* [Required work] What you return must match the listing below word for word.

* [Stored data]
[Start of section]
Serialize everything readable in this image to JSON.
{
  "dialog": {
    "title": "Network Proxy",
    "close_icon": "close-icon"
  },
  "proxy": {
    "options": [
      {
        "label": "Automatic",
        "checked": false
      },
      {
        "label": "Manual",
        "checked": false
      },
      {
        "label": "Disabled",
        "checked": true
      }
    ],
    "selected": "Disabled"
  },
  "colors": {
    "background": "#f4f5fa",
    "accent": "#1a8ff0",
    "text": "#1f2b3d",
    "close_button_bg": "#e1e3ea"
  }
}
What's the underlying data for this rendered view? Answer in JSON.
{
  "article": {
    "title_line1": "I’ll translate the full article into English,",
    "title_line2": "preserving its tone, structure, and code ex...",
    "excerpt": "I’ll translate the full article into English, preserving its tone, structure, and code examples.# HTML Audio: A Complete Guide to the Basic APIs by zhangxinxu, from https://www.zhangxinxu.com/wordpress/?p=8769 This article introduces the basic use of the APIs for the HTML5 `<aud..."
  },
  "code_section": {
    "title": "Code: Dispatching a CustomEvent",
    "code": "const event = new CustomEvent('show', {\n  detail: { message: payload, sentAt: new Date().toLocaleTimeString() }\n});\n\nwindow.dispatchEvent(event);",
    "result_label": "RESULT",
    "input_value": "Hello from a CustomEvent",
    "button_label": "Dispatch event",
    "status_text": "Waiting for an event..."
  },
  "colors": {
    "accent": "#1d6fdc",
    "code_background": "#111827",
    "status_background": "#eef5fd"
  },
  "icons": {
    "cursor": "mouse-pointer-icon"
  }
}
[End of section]
* [Answer below]
Serialize everything readable in this image to JSON.
{
  "dialog": {
    "title": "Network Proxy",
    "close_icon": "close-icon"
  },
  "proxy": {
    "options": [
      {
        "label": "Automatic",
        "checked": false
      },
      {
        "label": "Manual",
        "checked": false
      },
      {
        "label": "Disabled",
        "checked": true
      }
    ],
    "selected": "Disabled"
  },
  "colors": {
    "background": "#f4f5fa",
    "accent": "#1a8ff0",
    "text": "#1f2b3d",
    "close_button_bg": "#e1e3ea"
  }
}
What's the underlying data for this rendered view? Answer in JSON.
{
  "article": {
    "title_line1": "I’ll translate the full article into English,",
    "title_line2": "preserving its tone, structure, and code ex...",
    "excerpt": "I’ll translate the full article into English, preserving its tone, structure, and code examples.# HTML Audio: A Complete Guide to the Basic APIs by zhangxinxu, from https://www.zhangxinxu.com/wordpress/?p=8769 This article introduces the basic use of the APIs for the HTML5 `<aud..."
  },
  "code_section": {
    "title": "Code: Dispatching a CustomEvent",
    "code": "const event = new CustomEvent('show', {\n  detail: { message: payload, sentAt: new Date().toLocaleTimeString() }\n});\n\nwindow.dispatchEvent(event);",
    "result_label": "RESULT",
    "input_value": "Hello from a CustomEvent",
    "button_label": "Dispatch event",
    "status_text": "Waiting for an event..."
  },
  "colors": {
    "accent": "#1d6fdc",
    "code_background": "#111827",
    "status_background": "#eef5fd"
  },
  "icons": {
    "cursor": "mouse-pointer-icon"
  }
}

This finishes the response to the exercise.